Im Focus: Wonder material? Novel nanotube structure strengthens thin films for flexible electronics

Reflecting the structure of composites found in nature and the ancient world, researchers at the University of Illinois at Urbana-Champaign have synthesized thin carbon nanotube (CNT) textiles that exhibit both high electrical conductivity and a level of toughness that is about fifty times higher than copper films, currently used in electronics.

"The structural robustness of thin metal films has significant importance for the reliable operation of smart skin and flexible electronics including...

Im Focus: Deep inside Galaxy M87

The nearby, giant radio galaxy M87 hosts a supermassive black hole (BH) and is well-known for its bright jet dominating the spectrum over ten orders of magnitude in frequency. Due to its proximity, jet prominence, and the large black hole mass, M87 is the best laboratory for investigating the formation, acceleration, and collimation of relativistic jets. A research team led by Silke Britzen from the Max Planck Institute for Radio Astronomy in Bonn, Germany, has found strong indication for turbulent processes connecting the accretion disk and the jet of that galaxy providing insights into the longstanding problem of the origin of astrophysical jets.

Supermassive black holes form some of the most enigmatic phenomena in astrophysics. Their enormous energy output is supposed to be generated by the...

Im Focus: A Quantum Low Pass for Photons

Physicists in Garching observe novel quantum effect that limits the number of emitted photons.

The probability to find a certain number of photons inside a laser pulse usually corresponds to a classical distribution of independent events, the so-called...

Im Focus: Microprocessors based on a layer of just three atoms

Microprocessors based on atomically thin materials hold the promise of the evolution of traditional processors as well as new applications in the field of flexible electronics. Now, a TU Wien research team led by Thomas Müller has made a breakthrough in this field as part of an ongoing research project.

Two-dimensional materials, or 2D materials for short, are extremely versatile, although – or often more precisely because – they are made up of just one or a...

All Focus news of the innovation-report >>>

Anzeige

Anzeige

Event News

Expert meeting “Health Business Connect” will connect international medical technology companies

20.04.2017 | Event News

Wenn der Computer das Gehirn austrickst

18.04.2017 | Event News

7th International Conference on Crystalline Silicon Photovoltaics in Freiburg on April 3-5, 2017
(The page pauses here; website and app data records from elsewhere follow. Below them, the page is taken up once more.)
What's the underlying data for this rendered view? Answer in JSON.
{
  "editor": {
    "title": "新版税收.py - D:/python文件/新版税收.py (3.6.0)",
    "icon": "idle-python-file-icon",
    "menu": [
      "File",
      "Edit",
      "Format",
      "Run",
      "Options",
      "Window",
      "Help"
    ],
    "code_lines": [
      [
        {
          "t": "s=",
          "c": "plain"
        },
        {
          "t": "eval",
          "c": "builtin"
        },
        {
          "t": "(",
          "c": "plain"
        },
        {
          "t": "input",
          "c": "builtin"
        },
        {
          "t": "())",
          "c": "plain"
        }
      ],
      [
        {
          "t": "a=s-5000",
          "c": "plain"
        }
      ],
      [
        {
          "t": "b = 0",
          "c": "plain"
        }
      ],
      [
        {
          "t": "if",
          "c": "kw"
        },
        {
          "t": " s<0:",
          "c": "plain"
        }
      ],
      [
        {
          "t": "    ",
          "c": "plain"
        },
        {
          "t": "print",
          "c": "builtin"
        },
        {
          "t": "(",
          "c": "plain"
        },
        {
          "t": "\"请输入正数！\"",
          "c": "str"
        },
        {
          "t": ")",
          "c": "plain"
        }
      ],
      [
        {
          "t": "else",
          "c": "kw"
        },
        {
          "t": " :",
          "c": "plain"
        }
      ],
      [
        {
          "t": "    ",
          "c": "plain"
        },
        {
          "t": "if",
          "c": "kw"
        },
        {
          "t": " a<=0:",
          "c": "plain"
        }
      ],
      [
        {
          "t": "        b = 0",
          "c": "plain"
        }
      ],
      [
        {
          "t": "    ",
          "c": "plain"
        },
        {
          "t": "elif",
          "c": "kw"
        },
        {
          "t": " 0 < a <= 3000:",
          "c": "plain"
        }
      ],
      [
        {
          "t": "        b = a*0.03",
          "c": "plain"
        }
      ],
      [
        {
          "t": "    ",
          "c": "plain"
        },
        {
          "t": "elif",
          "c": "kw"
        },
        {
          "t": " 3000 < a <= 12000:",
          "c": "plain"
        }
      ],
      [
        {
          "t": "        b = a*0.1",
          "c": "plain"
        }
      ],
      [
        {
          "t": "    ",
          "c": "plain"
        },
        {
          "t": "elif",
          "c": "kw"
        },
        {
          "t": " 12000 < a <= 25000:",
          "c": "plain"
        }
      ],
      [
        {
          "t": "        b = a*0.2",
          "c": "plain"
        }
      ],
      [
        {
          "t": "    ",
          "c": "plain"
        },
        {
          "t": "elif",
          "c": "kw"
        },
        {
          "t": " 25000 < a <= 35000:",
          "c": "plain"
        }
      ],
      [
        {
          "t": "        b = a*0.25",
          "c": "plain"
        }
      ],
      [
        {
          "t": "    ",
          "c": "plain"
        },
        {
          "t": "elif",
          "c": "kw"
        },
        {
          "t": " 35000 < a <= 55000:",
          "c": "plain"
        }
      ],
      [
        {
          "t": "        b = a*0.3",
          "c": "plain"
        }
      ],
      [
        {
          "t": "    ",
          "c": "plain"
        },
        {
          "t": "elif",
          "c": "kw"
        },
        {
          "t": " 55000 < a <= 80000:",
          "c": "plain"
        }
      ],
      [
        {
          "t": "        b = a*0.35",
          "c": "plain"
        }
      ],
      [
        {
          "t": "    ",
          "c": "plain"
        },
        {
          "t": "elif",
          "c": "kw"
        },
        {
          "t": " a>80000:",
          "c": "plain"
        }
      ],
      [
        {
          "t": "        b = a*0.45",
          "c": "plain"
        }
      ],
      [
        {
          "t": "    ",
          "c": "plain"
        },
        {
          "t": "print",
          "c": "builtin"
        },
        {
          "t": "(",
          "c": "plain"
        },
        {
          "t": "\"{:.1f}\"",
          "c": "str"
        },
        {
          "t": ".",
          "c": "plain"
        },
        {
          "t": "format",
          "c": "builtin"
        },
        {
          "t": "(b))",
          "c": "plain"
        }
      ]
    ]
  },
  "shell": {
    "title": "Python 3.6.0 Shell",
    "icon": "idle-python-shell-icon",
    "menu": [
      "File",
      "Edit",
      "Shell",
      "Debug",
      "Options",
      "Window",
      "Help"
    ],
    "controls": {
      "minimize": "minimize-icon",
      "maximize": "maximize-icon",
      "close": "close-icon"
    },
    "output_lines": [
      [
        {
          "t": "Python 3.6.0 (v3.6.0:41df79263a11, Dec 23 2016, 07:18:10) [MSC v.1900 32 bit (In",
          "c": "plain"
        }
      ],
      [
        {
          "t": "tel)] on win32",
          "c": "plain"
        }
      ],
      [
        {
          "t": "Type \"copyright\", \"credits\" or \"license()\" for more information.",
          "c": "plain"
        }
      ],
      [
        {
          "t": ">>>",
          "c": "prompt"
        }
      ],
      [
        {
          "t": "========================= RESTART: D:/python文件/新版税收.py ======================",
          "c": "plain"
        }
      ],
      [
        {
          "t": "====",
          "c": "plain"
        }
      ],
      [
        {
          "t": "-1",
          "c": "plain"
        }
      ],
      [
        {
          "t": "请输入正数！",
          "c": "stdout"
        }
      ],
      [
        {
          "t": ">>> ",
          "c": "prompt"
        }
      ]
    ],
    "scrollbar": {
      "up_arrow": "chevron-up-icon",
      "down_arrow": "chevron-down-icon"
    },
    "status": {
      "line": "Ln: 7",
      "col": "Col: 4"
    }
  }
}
03.04.2017 | Event News

 
Latest News

Bare bones: Making bones transparent

27.04.2017 | Life Sciences

Study offers new theoretical approach to describing non-equilibrium phase transitions

27.04.2017 | Physics and Astronomy

From volcano's slope, NASA instrument looks sky high and to the future

27.04.2017 | Earth Sciences

VideoLinks
B2B-VideoLinks
More VideoLinks >>>